It was in this vacuum of reliable reformation regarding the Other Tribes that in November 1831 Joseph Smith received this revelation from the Lord:

“They who are in the north countries shall come in remembrance before the Lord; and their prophets shall hear his voice, and shall no longer stay themselves; and they shall smite the rocks, and the ice shall flow down at their presence.

“And an highway shall be cast up in the midst of the great deep. …

“And they shall bring forth their rich treasures unto the children of Ephraim, my servants.

“And the boundaries of the everlasting hills shall tremble at their presence.

“And there shall they fall down and be crowned with glory, even in Zion, by the hands of the servants of the Lord, even the children of Ephraim.

“And they shall be filled with songs of everlasting joy.” (D&C 133:26–33.)

In the last days, then, the Other Tribes are to come to Zion, “upon the American continent,” there to receive blessings from Ephraim. The keys of the “gathering of Israel from the four parts of the earth, and the leading of the ten tribes from the land of the north” were committed to the Prophet Joseph Smith by Moses on 3 April 1836 in the Kirtland Temple. Since Ephraim itself was one of the Other Tribes lost to Jewish and Christian history, we see that the promised restoration has already begun. In fact, we have been blessed to identify many from another tribe, Manasseh. This identification of tribal lineage is made under the hands of inspired patriarchs in the normal spiritual processes incident to the functions of the priesthood.

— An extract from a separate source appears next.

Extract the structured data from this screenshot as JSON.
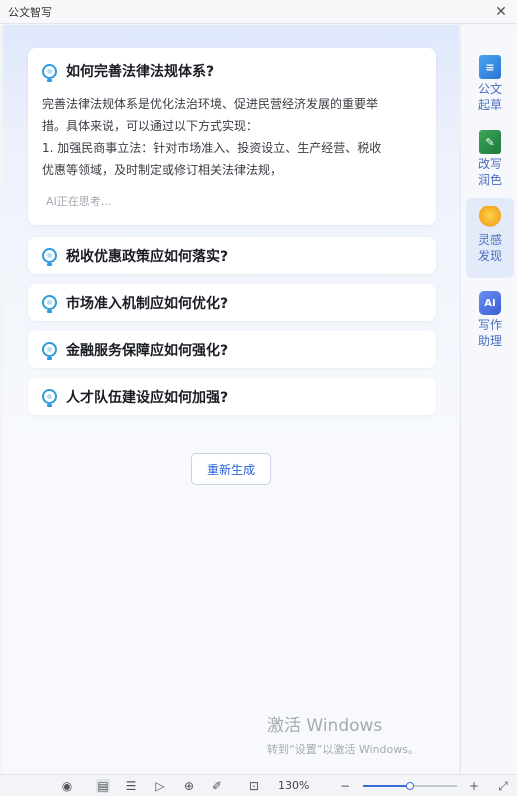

As we look toward our common future, we see that, as foretold, the great gathering, or restoration, of all the peoples of Israel who have spread themselves throughout the world will be accomplished and distinct remnants of all of the tribal units of Israel will at last be united again in fellowship under Christ. All tribes are to have representation in the establishment of the New Jerusalem. All tribes will have representatives in the calling of the “hundred and forty and four thousand” mentioned in John’s revelation, twelve thousand out of every tribe of Israel. (Rev. 7:2–8.) These are “high priests, ordained unto the holy order of God, to administer the everlasting gospel; for they are they who are ordained out of every nation, kindred, tongue, and people, by the angels to whom is given power over the nations of the earth, to bring as many as will come to the church of the Firstborn.” (D&C 77:11.) Thus, a great work awaits representatives of each tribe as they continue to preach the gospel throughout the world to all mankind. Ultimately, in righteousness the Other Tribes of Israel will be prepared to return to Jerusalem, to receive with Judah the lands of their first inheritance. (See Deut. 30:1–5.)

Certainly all the reasons why the Lord “hid” the tribes—as he did with both Ephraim and Manasseh—and exactly when we will identify the others and when a distinct remnant of “they who are in the north countries” will come to “the boundaries of the everlasting hills” is information that remains with God. However, we do know that it will ultimately be for the benefit of all—for those who were “lost,” for the nations who were blessed by their leavening seed, and for us in Israel today who await the gathering of these Other Tribes and the great work of restoring to all the peoples of Israel the true knowledge of their God and King, Jesus Christ.

[photo] Bas-relief from the Black Obelisk showing the Israelite King Jehu bowing to Shalmaneser III, King of Assyria, which took place around 820 B.C. (Photography courtesy of the British Museum.)

Vern Grosvenor Swanson, director of the Springville, Utah, Museum of Art, teaches the seventies group in his ward.